REQUIREMENT:
Reproduce without any pictures the lines from the one that contains "What's the underlying" through the end of the records, exactly as written.

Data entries
>>>>>

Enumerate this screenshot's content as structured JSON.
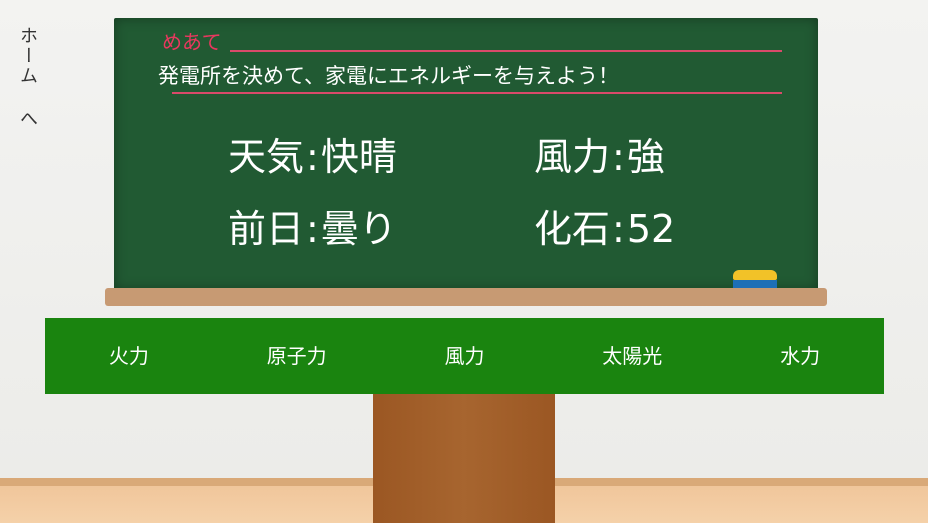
{
  "nav": {
    "home_label": "ホーム へ"
  },
  "board": {
    "goal_label": "めあて",
    "goal_text": "発電所を決めて、家電にエネルギーを与えよう！"
  },
  "stats": {
    "weather": {
      "label": "天気",
      "value": "快晴"
    },
    "wind": {
      "label": "風力",
      "value": "強"
    },
    "yesterday": {
      "label": "前日",
      "value": "曇り"
    },
    "fossil": {
      "label": "化石",
      "value": "52"
    }
  },
  "menu": {
    "items": [
      {
        "label": "火力"
      },
      {
        "label": "原子力"
      },
      {
        "label": "風力"
      },
      {
        "label": "太陽光"
      },
      {
        "label": "水力"
      }
    ]
  },
  "colors": {
    "board": "#215a33",
    "menu": "#1a840f",
    "goal_accent": "#e9385f"
  }
}
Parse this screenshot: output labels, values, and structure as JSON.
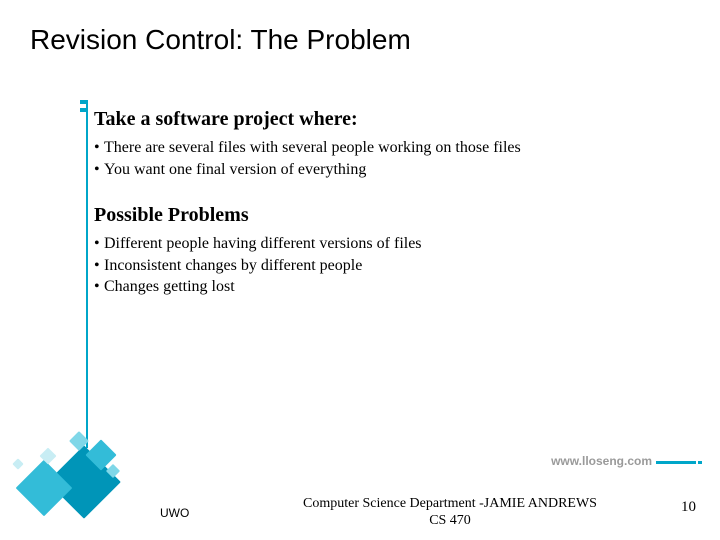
{
  "title": "Revision Control: The Problem",
  "section1": {
    "heading": "Take a software project where:",
    "bullets": [
      "There are several files with several people working on those files",
      "You want one final version of everything"
    ]
  },
  "section2": {
    "heading": "Possible Problems",
    "bullets": [
      "Different people having different versions of files",
      "Inconsistent changes by different people",
      "Changes getting lost"
    ]
  },
  "footer": {
    "url": "www.lloseng.com",
    "uwo": "UWO",
    "dept_line1": "Computer Science Department -JAMIE ANDREWS",
    "dept_line2": "CS 470",
    "page": "10"
  }
}
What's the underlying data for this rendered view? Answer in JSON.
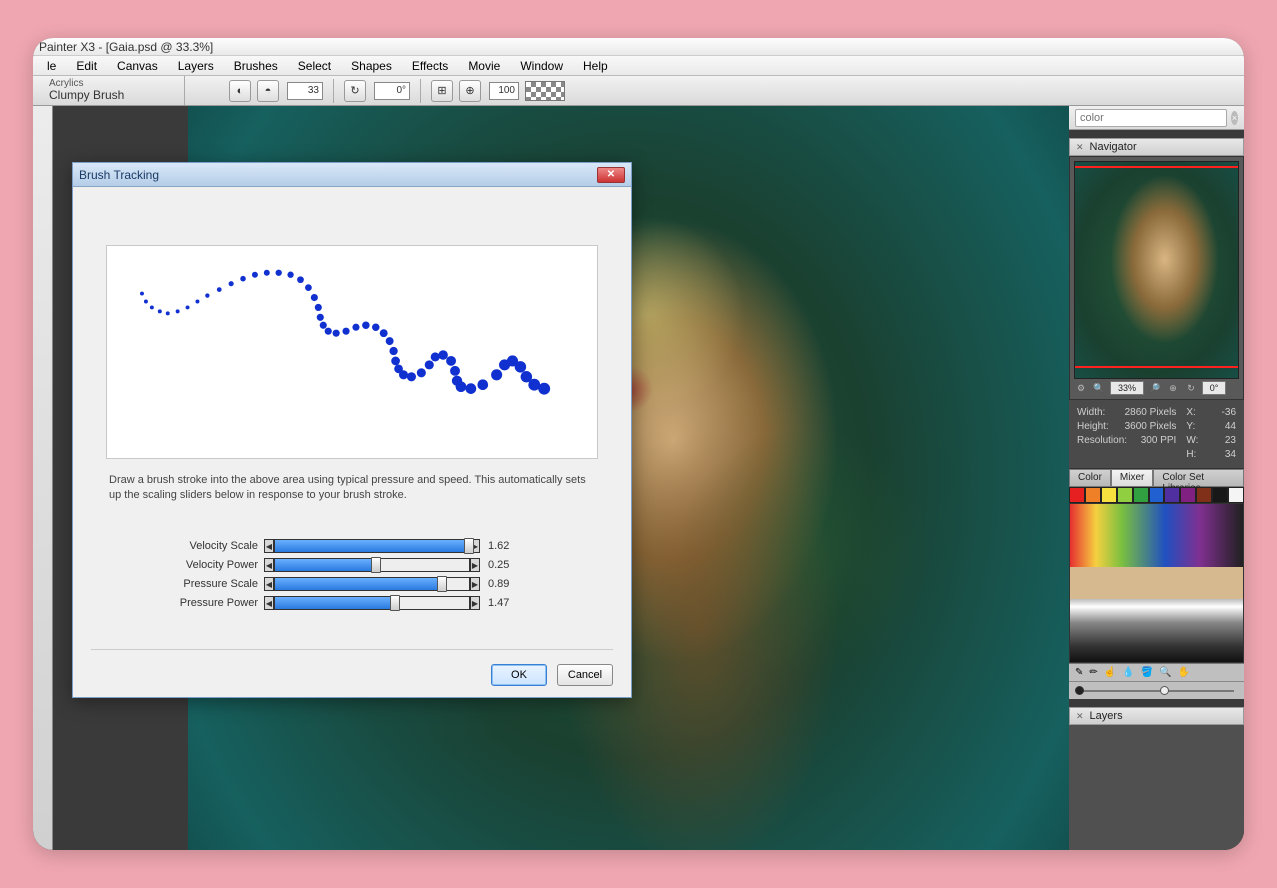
{
  "title_bar": "Painter X3 - [Gaia.psd @ 33.3%]",
  "menu": [
    "le",
    "Edit",
    "Canvas",
    "Layers",
    "Brushes",
    "Select",
    "Shapes",
    "Effects",
    "Movie",
    "Window",
    "Help"
  ],
  "brush": {
    "category": "Acrylics",
    "name": "Clumpy Brush"
  },
  "toolstrip": {
    "size_value": "33",
    "angle_value": "0°",
    "zoom_value": "100"
  },
  "search": {
    "placeholder": "color"
  },
  "navigator": {
    "title": "Navigator",
    "zoom": "33%",
    "angle": "0°"
  },
  "info": {
    "width_label": "Width:",
    "width_val": "2860 Pixels",
    "height_label": "Height:",
    "height_val": "3600 Pixels",
    "res_label": "Resolution:",
    "res_val": "300 PPI",
    "x_label": "X:",
    "x_val": "-36",
    "y_label": "Y:",
    "y_val": "44",
    "w_label": "W:",
    "w_val": "23",
    "h_label": "H:",
    "h_val": "34"
  },
  "color_tabs": {
    "color": "Color",
    "mixer": "Mixer",
    "libs": "Color Set Libraries"
  },
  "swatches": [
    "#e62020",
    "#f08028",
    "#f6e040",
    "#90d040",
    "#30a040",
    "#2060d0",
    "#5030a0",
    "#802080",
    "#803018",
    "#181818",
    "#f4f4f4"
  ],
  "layers_title": "Layers",
  "dialog": {
    "title": "Brush Tracking",
    "instruction": "Draw a brush stroke into the above area using typical pressure and speed.  This automatically sets up the scaling sliders below in response to your brush stroke.",
    "sliders": [
      {
        "label": "Velocity Scale",
        "value": "1.62",
        "fill": 100
      },
      {
        "label": "Velocity Power",
        "value": "0.25",
        "fill": 52
      },
      {
        "label": "Pressure Scale",
        "value": "0.89",
        "fill": 86
      },
      {
        "label": "Pressure Power",
        "value": "1.47",
        "fill": 62
      }
    ],
    "ok": "OK",
    "cancel": "Cancel"
  }
}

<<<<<

RESPONSE FOR THIS EXERCISE:
What's the underlying data for this rendered view? Answer in JSON.
{
  "title_bar": "Painter X3 - [Gaia.psd @ 33.3%]",
  "menu": [
    "le",
    "Edit",
    "Canvas",
    "Layers",
    "Brushes",
    "Select",
    "Shapes",
    "Effects",
    "Movie",
    "Window",
    "Help"
  ],
  "brush": {
    "category": "Acrylics",
    "name": "Clumpy Brush"
  },
  "toolstrip": {
    "size_value": "33",
    "angle_value": "0°",
    "zoom_value": "100"
  },
  "search": {
    "placeholder": "color"
  },
  "navigator": {
    "title": "Navigator",
    "zoom": "33%",
    "angle": "0°"
  },
  "info": {
    "width_label": "Width:",
    "width_val": "2860 Pixels",
    "height_label": "Height:",
    "height_val": "3600 Pixels",
    "res_label": "Resolution:",
    "res_val": "300 PPI",
    "x_label": "X:",
    "x_val": "-36",
    "y_label": "Y:",
    "y_val": "44",
    "w_label": "W:",
    "w_val": "23",
    "h_label": "H:",
    "h_val": "34"
  },
  "color_tabs": {
    "color": "Color",
    "mixer": "Mixer",
    "libs": "Color Set Libraries"
  },
  "swatches": [
    "#e62020",
    "#f08028",
    "#f6e040",
    "#90d040",
    "#30a040",
    "#2060d0",
    "#5030a0",
    "#802080",
    "#803018",
    "#181818",
    "#f4f4f4"
  ],
  "layers_title": "Layers",
  "dialog": {
    "title": "Brush Tracking",
    "instruction": "Draw a brush stroke into the above area using typical pressure and speed.  This automatically sets up the scaling sliders below in response to your brush stroke.",
    "sliders": [
      {
        "label": "Velocity Scale",
        "value": "1.62",
        "fill": 100
      },
      {
        "label": "Velocity Power",
        "value": "0.25",
        "fill": 52
      },
      {
        "label": "Pressure Scale",
        "value": "0.89",
        "fill": 86
      },
      {
        "label": "Pressure Power",
        "value": "1.47",
        "fill": 62
      }
    ],
    "ok": "OK",
    "cancel": "Cancel"
  }
}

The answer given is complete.